The truth is I feel a bit of a fraud commenting on Thatcher – I was just seven years old when she stepped down so I didn’t live it the way that so many people did. And it seems to me that most people’s opinions of her leadership come from a deeply personal place. It’s very difficult to argue with someone whose beliefs are based on experience, particularly when my own are based on media reports and history books, so keeping quiet has seemed like the best option.
However, there is one issue where I feel do qualified to wade in and which has been getting me VERY frustrated since her passing; the debate in the media about ‘what Thatcher did for women’. I personally think before anyone answers this question we need to take a step back and say ‘should Thatcher have supported women?’ The media are obsessed with what Thatcher did for women because Thatcher was a women, but there is no way the media would devote hours of news coverage and miles of column inches debating what James Callaghan did to support women. This isn’t to say I don’t think that women in powerful positions shouldn’t support other women climbing the ladder, far from it. I just think we need to recognise the double standard – if powerful men felt more pressure to increase the representation of women in politics and business we might be living in a very different world.
But it’s not just the double standard that narks me: I have also been disappointed at which pundits the media has called in to give their opinion; ITV News interviewed Kirstie Allsop and Janet Street Porter on the subject. I have to admit I have a guilty crush on Kirstie – I love watching her craft and property shows – but when did she become an expert on politics and feminism? I have no such fondness for Janet Street Porter who I had the misfortune of spending a day with on the campaign trail with Emily Thornberry MP. In her follow up article for The Independent she included a section entitled ‘Battle Dress’ detailing the outfits of Emily and the other candidates. It’s more than a little annoying that ITV chose to interview a woman who perpetuates the media focus on women’s appearance rather than their qualifications, when they could have asked the likes of Tory MP Liz Truss, or LSE feminist political theorist Anne Phillips, or businesswoman and equality champion Helena Morrissey, or any number of women with more relevant experience.
Many commentators have said that by simply being the first woman Prime Minister Thatcher helped other women, but the numbers don’t back this up. The only real increase in the number of Conservative women in Parliament took place in 2010 when the number more than doubled to an all-time height of 49. In the five elections since Thatcher stepped down the numbers have sat stubbornly in the mid-teens.
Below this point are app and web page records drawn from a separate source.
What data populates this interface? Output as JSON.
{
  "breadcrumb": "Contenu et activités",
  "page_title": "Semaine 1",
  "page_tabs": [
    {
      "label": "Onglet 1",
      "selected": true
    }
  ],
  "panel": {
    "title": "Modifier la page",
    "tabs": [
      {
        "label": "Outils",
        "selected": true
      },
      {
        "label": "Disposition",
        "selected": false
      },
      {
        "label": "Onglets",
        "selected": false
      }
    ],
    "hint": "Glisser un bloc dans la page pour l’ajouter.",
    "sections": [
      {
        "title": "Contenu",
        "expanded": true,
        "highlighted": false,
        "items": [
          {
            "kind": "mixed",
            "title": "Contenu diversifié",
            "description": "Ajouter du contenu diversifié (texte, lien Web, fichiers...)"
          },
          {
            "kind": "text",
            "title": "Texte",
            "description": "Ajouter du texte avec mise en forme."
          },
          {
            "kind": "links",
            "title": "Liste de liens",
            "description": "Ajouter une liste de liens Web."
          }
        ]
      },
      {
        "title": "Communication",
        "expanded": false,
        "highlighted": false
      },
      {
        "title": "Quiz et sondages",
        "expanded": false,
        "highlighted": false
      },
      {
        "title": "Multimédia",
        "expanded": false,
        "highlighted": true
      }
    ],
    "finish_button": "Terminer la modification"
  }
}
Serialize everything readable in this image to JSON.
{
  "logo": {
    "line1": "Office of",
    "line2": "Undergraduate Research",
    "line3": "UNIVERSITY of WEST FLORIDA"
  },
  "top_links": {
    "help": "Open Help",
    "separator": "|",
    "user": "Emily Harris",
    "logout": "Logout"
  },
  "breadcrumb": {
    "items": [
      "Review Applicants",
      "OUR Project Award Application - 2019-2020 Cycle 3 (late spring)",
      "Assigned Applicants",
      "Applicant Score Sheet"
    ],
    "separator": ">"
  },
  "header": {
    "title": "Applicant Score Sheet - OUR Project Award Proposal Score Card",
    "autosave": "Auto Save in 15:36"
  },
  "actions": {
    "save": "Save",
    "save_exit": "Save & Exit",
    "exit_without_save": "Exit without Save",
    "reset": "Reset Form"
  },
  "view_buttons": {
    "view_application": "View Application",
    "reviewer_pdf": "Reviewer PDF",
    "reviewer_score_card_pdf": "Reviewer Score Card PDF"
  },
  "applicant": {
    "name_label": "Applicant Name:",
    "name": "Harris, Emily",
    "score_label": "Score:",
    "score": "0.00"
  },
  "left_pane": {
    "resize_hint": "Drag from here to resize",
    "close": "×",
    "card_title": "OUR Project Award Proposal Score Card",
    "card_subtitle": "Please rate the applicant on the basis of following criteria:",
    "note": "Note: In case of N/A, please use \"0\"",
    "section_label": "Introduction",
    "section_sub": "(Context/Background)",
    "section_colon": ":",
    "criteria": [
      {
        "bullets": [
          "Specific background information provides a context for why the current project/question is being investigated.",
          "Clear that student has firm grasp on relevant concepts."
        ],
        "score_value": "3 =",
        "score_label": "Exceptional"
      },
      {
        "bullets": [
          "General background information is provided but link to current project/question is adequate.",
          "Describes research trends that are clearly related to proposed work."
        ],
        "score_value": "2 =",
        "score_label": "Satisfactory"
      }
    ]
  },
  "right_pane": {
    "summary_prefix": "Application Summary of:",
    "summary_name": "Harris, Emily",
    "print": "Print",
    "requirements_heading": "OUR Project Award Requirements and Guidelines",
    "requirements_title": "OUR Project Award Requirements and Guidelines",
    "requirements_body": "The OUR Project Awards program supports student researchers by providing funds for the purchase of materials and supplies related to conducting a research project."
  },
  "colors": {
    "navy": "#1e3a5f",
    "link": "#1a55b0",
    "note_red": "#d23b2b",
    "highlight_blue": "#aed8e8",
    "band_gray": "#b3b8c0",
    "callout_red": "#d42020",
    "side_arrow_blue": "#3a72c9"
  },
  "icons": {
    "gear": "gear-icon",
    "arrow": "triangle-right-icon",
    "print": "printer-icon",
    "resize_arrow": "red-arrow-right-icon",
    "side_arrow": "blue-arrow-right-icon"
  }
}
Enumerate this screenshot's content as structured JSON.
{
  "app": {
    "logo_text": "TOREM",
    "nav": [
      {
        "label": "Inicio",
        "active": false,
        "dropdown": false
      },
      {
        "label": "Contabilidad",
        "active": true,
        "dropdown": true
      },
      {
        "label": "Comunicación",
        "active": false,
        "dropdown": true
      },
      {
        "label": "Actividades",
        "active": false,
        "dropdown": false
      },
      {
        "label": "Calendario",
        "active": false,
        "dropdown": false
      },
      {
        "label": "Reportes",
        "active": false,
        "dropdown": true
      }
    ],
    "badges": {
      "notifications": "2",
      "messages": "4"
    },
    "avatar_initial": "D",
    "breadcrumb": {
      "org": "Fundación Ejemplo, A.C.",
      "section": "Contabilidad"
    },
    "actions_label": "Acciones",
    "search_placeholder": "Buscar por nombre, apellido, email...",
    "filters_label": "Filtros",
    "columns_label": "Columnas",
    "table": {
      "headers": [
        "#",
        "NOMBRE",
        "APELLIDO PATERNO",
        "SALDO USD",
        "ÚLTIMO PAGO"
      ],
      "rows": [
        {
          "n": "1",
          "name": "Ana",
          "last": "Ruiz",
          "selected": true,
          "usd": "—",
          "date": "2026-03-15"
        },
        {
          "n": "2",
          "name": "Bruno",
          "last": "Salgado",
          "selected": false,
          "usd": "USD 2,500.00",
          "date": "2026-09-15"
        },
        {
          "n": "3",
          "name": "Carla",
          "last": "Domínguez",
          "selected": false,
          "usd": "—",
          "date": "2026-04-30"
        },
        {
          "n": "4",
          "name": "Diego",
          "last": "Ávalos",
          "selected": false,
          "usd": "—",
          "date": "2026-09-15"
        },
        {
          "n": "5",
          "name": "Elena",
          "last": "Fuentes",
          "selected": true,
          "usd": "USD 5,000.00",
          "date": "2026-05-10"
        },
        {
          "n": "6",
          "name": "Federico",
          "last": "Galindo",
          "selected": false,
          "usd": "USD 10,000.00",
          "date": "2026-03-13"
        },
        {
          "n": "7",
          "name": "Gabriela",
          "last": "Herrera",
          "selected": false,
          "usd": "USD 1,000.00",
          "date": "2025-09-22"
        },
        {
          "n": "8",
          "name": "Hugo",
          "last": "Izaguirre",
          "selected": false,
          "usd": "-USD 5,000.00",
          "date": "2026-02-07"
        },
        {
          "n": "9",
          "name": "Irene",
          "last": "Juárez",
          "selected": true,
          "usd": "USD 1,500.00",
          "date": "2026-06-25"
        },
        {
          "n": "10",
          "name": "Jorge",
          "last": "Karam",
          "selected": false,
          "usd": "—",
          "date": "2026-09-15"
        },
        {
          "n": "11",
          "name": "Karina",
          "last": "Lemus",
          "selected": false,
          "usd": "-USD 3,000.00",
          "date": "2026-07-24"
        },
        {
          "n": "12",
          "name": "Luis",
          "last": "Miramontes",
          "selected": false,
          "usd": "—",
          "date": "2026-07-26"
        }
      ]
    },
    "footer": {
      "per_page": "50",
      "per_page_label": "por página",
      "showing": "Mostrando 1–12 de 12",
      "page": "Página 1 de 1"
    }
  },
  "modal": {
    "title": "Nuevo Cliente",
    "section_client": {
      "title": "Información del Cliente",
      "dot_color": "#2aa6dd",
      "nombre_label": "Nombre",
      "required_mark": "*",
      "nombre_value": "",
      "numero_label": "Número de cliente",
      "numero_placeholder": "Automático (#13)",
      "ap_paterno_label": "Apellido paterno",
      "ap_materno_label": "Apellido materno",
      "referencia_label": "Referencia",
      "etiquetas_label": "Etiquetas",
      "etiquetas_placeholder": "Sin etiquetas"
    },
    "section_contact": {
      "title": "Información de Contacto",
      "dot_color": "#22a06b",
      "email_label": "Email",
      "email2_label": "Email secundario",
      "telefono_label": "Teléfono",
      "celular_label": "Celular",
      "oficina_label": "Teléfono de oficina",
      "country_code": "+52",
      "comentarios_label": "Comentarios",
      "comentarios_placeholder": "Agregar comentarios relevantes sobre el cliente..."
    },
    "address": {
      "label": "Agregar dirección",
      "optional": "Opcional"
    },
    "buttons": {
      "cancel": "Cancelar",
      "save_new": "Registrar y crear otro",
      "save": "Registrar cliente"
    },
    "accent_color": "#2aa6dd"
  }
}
Clearly having a women in power does not automatically create a more equal world for women.
While I sincerely wish that Thatcher had used her position to encourage other women to get involved in politics, I think we need to hold our all our political leaders to the same standard, and ask the same questions of all Prime Ministers regardless of their gender.